We had a compartment to ourselves, second class though it was, and Emergency Man showed me how those old trains let you convert the seats into makeshift beds. Seats opposite each other could be pushed down until they met in the middle, leaving one end slightly elevated like a pillow. I actually slept, but we were nudged awake by ticket checkers and passport control at the Swiss border. We tunneled under the Alps and stopped again for ticket checkers and passport control in Italy.

My heart rat-a-tat-tatted in my chest. I was here! At the next stop, we bought crusty rolls filled with salami from a cart on the platform. The red-tiled roofs sped by, and I munched my first taste of Italian food as the train wended its way to Florence. 

Join me on alternate Thursdays at Italian Intrigues where I write about food and wine, mysteries and crime. And please visit my new website at


  1. What an ordeal! But so nice to find other people on your journey to help you along. It turned an otherwise stressful trip into an adventure. It sounds like you had a great attitude, being open to whatever you encountered.

    1. It might have put someone else off travel forever, but it actually whetted my appetite. The fact that I encountered so many helpful people made it work for me, of course.

  2. What an adventure, Patricia. I applaud your persistence! And look at how that persistence has benefitted you--and your readers--in so many ways. Your blog tempts me to write a guest blog (if you take them) about my first time teaching English in S. Korea.

    Chris Roerden

    1. Oh, Chris, thank you. And you're on for a guest post. I'll email you privately.

  3. That really was quite an adventure for your first trip to Italy, and at a young age. How lucky you were to have helpful and more experienced travelers to guide you along each leg of the journey.

    And please, do get Chris to write a guest post for us!

  4. Thanks, Heidi. It's amazing that at each leg of the trip I met someone going my way who was willing to give me advice and help. The experience made me more interested in traveling rather than scaring me off.

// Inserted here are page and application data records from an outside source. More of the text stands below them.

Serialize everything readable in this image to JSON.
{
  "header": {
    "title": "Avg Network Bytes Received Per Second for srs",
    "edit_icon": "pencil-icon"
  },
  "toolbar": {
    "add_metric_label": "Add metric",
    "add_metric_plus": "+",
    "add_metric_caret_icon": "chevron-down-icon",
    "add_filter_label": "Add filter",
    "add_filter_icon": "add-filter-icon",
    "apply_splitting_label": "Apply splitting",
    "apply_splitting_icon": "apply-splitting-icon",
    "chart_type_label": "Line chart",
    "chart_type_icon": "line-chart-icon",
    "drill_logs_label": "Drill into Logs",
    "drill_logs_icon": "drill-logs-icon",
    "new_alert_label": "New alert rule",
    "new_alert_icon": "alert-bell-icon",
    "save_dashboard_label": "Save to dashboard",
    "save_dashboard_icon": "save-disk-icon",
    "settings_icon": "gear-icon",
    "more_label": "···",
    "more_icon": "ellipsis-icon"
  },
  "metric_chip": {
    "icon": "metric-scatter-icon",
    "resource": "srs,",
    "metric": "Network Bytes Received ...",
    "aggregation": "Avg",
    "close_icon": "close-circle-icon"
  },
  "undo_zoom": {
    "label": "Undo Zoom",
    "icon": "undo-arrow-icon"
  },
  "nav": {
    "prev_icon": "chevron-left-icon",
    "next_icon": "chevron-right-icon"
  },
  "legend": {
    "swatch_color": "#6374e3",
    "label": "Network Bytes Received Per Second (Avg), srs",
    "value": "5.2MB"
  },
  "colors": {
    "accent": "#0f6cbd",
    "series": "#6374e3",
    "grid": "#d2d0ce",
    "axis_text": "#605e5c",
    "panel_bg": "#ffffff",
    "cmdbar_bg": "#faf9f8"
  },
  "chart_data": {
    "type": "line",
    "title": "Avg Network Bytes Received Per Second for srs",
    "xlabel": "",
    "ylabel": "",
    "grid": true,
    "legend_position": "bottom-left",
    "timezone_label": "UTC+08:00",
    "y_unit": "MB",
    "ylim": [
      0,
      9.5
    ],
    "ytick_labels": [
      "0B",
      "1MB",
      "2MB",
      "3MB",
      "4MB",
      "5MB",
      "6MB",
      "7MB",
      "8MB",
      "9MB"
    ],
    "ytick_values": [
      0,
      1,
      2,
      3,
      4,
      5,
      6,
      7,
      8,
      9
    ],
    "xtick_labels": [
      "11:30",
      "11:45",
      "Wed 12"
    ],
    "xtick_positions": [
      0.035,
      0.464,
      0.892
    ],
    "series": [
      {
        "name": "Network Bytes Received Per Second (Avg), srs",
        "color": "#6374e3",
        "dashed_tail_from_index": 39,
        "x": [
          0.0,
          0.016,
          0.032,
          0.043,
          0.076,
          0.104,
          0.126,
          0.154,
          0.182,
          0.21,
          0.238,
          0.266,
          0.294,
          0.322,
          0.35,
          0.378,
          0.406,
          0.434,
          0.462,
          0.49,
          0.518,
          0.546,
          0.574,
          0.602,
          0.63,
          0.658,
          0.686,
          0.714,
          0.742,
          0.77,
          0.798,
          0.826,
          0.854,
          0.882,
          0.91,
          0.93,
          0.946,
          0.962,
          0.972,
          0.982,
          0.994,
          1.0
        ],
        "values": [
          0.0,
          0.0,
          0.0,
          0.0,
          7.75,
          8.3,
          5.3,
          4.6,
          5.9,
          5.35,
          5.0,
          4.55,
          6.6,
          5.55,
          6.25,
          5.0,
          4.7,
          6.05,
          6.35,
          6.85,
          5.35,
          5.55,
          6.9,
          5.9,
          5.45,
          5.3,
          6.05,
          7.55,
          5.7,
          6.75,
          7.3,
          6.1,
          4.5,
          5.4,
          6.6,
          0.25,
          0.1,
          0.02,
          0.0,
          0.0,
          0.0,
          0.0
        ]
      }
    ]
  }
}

  5. What a great adventure!! I love it that you found such nice people to help you and that you made it to Italy.

    1. Amazing coincidences! I didn't realize it at the time. Thanks for stopping by.